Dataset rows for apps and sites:

+ + + + +

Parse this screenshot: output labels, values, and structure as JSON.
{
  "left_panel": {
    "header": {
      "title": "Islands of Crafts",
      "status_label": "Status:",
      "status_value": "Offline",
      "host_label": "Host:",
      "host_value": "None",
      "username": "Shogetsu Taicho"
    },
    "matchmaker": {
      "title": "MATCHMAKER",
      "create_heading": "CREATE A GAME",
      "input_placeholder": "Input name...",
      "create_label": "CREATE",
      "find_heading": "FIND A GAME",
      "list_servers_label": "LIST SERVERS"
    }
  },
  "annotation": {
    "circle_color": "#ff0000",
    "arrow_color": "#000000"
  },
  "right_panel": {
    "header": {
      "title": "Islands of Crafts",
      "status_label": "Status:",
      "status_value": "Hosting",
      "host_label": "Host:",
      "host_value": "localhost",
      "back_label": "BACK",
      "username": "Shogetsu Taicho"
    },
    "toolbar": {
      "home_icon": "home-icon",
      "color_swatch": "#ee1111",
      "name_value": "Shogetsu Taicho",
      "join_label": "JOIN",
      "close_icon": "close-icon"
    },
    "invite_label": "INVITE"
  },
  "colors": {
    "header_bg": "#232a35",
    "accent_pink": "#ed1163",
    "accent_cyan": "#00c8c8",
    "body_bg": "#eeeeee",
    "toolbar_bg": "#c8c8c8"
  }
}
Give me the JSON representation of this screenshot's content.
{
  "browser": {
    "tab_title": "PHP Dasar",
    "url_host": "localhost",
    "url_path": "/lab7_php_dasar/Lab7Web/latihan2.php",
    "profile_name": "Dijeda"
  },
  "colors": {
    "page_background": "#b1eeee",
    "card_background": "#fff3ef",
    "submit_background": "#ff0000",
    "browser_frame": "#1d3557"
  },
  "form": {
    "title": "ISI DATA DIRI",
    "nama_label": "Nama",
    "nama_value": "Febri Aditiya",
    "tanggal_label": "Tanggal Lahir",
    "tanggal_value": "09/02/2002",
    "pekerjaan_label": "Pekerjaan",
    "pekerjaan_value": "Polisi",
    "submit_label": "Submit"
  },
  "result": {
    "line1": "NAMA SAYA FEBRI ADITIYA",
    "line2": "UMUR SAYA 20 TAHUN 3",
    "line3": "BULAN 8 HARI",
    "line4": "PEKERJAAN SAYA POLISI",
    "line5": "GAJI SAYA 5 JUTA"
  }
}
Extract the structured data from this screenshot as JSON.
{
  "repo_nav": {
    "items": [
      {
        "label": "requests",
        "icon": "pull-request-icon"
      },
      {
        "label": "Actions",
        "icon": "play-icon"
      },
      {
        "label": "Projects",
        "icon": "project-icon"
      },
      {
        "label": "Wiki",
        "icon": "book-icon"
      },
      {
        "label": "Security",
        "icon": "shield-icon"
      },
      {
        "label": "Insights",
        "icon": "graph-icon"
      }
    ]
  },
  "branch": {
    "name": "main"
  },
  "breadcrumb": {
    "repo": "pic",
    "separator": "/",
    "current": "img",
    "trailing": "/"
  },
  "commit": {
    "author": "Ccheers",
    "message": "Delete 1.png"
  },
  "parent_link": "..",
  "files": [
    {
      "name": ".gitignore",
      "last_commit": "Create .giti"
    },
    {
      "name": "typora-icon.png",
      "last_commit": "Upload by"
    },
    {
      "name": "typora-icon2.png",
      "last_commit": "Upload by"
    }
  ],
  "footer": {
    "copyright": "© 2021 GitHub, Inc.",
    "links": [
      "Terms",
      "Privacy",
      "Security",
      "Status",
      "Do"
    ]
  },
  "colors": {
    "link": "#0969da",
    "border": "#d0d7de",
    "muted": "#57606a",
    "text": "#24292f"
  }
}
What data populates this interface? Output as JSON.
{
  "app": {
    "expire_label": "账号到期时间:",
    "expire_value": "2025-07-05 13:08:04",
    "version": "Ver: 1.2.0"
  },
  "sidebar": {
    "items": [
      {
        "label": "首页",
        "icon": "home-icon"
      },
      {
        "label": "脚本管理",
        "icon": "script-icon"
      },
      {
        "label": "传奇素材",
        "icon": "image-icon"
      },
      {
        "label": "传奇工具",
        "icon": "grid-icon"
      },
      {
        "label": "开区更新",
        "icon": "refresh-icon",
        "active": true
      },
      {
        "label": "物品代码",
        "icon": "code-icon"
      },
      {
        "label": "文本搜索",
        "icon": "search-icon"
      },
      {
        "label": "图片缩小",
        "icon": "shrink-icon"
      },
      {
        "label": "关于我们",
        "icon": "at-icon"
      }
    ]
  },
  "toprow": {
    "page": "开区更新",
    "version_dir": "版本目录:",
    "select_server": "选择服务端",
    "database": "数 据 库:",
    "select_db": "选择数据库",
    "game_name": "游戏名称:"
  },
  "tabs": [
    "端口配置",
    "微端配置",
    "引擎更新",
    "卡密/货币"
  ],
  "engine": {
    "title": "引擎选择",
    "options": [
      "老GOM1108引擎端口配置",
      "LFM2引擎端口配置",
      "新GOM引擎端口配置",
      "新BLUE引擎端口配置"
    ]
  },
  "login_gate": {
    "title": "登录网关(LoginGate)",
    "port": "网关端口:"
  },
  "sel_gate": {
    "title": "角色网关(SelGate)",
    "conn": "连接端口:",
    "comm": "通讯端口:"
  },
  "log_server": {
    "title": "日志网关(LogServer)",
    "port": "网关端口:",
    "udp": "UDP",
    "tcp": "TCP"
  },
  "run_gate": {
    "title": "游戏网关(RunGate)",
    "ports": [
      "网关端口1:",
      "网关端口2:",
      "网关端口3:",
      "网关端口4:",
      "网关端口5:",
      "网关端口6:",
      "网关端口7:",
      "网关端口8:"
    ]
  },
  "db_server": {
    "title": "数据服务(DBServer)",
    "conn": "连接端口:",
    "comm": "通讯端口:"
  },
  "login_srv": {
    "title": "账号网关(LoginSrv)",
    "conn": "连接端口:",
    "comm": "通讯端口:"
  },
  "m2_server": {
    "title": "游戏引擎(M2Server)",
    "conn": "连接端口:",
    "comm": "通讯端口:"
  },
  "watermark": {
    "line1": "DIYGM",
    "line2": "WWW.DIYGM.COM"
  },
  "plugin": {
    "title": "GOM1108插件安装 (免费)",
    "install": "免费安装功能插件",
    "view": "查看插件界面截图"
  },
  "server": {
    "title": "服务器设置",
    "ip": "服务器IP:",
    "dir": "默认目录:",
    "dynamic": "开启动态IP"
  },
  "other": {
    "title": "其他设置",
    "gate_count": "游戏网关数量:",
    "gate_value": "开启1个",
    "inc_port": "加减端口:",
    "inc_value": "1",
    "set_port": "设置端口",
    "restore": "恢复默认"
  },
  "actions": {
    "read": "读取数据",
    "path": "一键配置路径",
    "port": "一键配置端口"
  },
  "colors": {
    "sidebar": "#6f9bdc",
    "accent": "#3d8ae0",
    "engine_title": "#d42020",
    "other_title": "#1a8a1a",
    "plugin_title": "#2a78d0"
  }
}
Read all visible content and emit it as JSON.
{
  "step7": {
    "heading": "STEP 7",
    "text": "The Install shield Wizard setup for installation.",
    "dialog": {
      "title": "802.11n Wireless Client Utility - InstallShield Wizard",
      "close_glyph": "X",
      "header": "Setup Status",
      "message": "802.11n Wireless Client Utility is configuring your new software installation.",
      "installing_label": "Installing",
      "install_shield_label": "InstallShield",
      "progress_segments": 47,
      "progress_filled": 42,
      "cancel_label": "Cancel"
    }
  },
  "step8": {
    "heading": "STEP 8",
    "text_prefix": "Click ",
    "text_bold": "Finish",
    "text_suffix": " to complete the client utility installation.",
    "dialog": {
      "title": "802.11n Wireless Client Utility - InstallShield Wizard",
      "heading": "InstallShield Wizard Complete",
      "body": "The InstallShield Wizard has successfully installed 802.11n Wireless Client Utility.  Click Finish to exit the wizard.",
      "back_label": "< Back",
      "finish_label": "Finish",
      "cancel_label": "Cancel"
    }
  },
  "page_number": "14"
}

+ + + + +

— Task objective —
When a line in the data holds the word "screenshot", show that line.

— Task solution —
Parse this screenshot: output labels, values, and structure as JSON.
Give me the JSON representation of this screenshot's content.
Extract the structured data from this screenshot as JSON.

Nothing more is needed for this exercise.